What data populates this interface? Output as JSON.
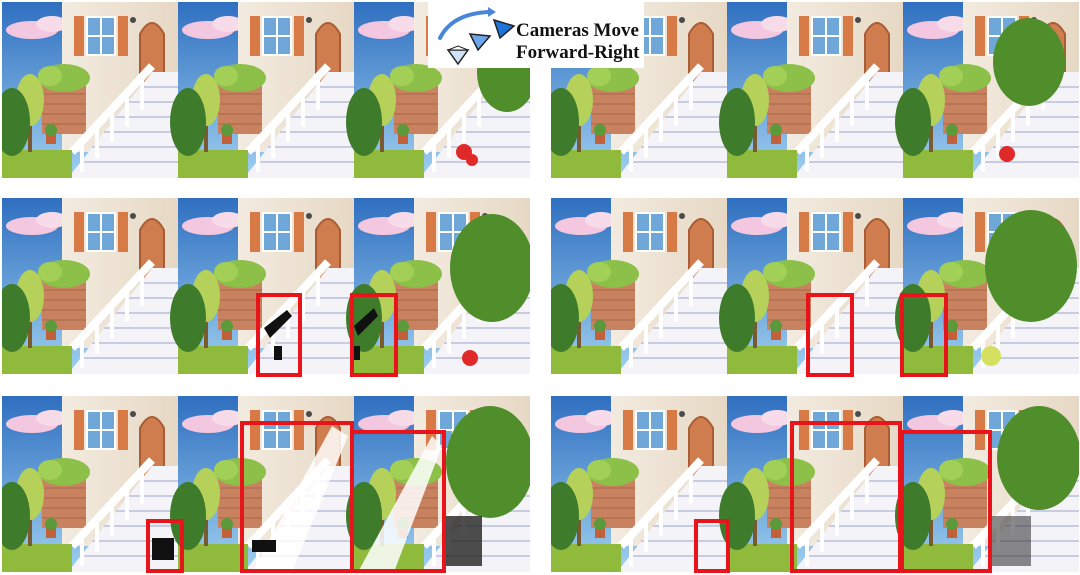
{
  "legend": {
    "line1": "Cameras Move",
    "line2": "Forward-Right",
    "arrow-icon": "curved-arrow-icon",
    "camera-icon": "camera-frustum-icon"
  },
  "colors": {
    "highlight": "#e8141c",
    "sky": "#5fa8e0",
    "wall": "#efe6d8",
    "brick": "#c98260",
    "shutter": "#d87a45",
    "door": "#cf7d4f",
    "stairs": "#f4f3f8",
    "foliage": "#6aa33a",
    "grass": "#8fba3c",
    "artifact": "#111111"
  },
  "layout": {
    "rows": 3,
    "columns": 2,
    "frames_per_strip": 3
  }
}
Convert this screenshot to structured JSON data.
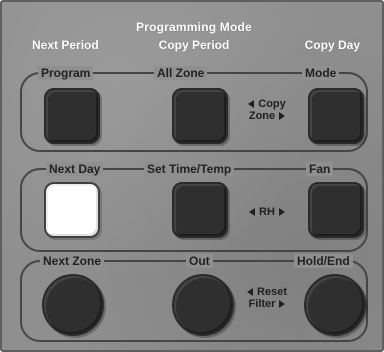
{
  "header": {
    "title": "Programming Mode",
    "left": "Next Period",
    "center": "Copy Period",
    "right": "Copy Day"
  },
  "rows": [
    {
      "labels": [
        "Program",
        "All Zone",
        "Mode"
      ],
      "middle_text_lines": [
        "Copy",
        "Zone"
      ]
    },
    {
      "labels": [
        "Next Day",
        "Set Time/Temp",
        "Fan"
      ],
      "middle_text_lines": [
        "RH"
      ]
    },
    {
      "labels": [
        "Next Zone",
        "Out",
        "Hold/End"
      ],
      "middle_text_lines": [
        "Reset",
        "Filter"
      ]
    }
  ],
  "colors": {
    "panel": "#8f8f8f",
    "text_light": "#ffffff",
    "text_dark": "#1f1f1f",
    "button_dark": "#2f2f2f",
    "button_light": "#ffffff"
  }
}
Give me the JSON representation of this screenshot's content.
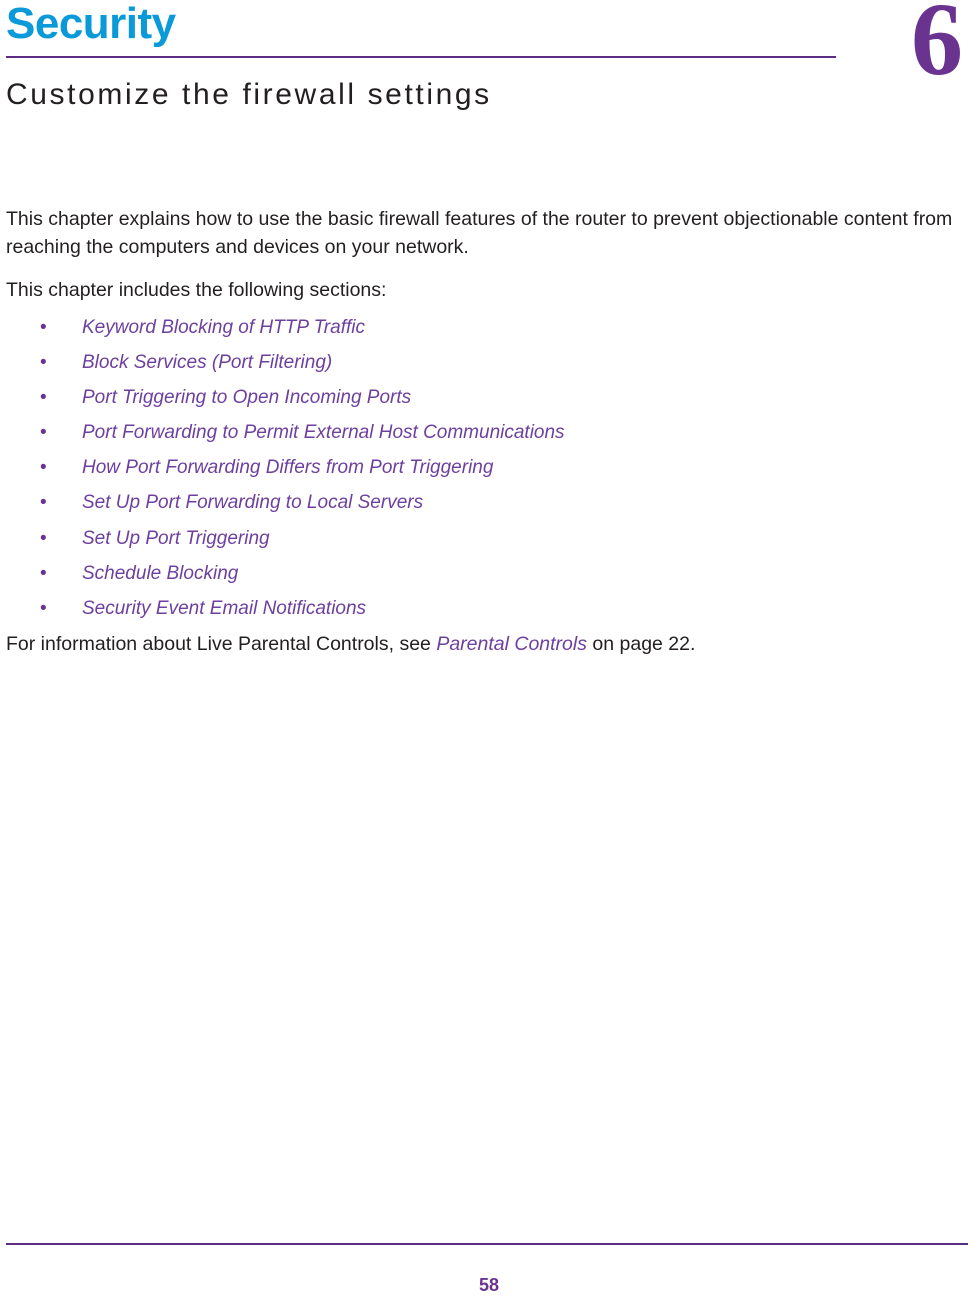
{
  "chapter": {
    "title": "Security",
    "subtitle": "Customize the firewall settings",
    "number": "6",
    "title_color": "#0a9ad9",
    "accent_color": "#5c2d82",
    "link_color": "#6d3f9e"
  },
  "intro": {
    "paragraph_1": "This chapter explains how to use the basic firewall features of the router to prevent objectionable content from reaching the computers and devices on your network.",
    "paragraph_2": "This chapter includes the following sections:"
  },
  "sections": [
    {
      "bullet": "•",
      "label": "Keyword Blocking of HTTP Traffic"
    },
    {
      "bullet": "•",
      "label": "Block Services (Port Filtering)"
    },
    {
      "bullet": "•",
      "label": "Port Triggering to Open Incoming Ports"
    },
    {
      "bullet": "•",
      "label": "Port Forwarding to Permit External Host Communications"
    },
    {
      "bullet": "•",
      "label": "How Port Forwarding Differs from Port Triggering"
    },
    {
      "bullet": "•",
      "label": "Set Up Port Forwarding to Local Servers"
    },
    {
      "bullet": "•",
      "label": "Set Up Port Triggering"
    },
    {
      "bullet": "•",
      "label": "Schedule Blocking"
    },
    {
      "bullet": "•",
      "label": "Security Event Email Notifications"
    }
  ],
  "closing": {
    "text_before": "For information about Live Parental Controls, see ",
    "link_label": "Parental Controls",
    "text_after": " on page 22."
  },
  "footer": {
    "page_number": "58"
  }
}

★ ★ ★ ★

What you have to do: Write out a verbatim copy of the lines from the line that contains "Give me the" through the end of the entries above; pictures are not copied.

The completed task:
Give me the JSON representation of this screenshot's content.
{
  "chapter": {
    "title": "Security",
    "subtitle": "Customize the firewall settings",
    "number": "6",
    "title_color": "#0a9ad9",
    "accent_color": "#5c2d82",
    "link_color": "#6d3f9e"
  },
  "intro": {
    "paragraph_1": "This chapter explains how to use the basic firewall features of the router to prevent objectionable content from reaching the computers and devices on your network.",
    "paragraph_2": "This chapter includes the following sections:"
  },
  "sections": [
    {
      "bullet": "•",
      "label": "Keyword Blocking of HTTP Traffic"
    },
    {
      "bullet": "•",
      "label": "Block Services (Port Filtering)"
    },
    {
      "bullet": "•",
      "label": "Port Triggering to Open Incoming Ports"
    },
    {
      "bullet": "•",
      "label": "Port Forwarding to Permit External Host Communications"
    },
    {
      "bullet": "•",
      "label": "How Port Forwarding Differs from Port Triggering"
    },
    {
      "bullet": "•",
      "label": "Set Up Port Forwarding to Local Servers"
    },
    {
      "bullet": "•",
      "label": "Set Up Port Triggering"
    },
    {
      "bullet": "•",
      "label": "Schedule Blocking"
    },
    {
      "bullet": "•",
      "label": "Security Event Email Notifications"
    }
  ],
  "closing": {
    "text_before": "For information about Live Parental Controls, see ",
    "link_label": "Parental Controls",
    "text_after": " on page 22."
  },
  "footer": {
    "page_number": "58"
  }
}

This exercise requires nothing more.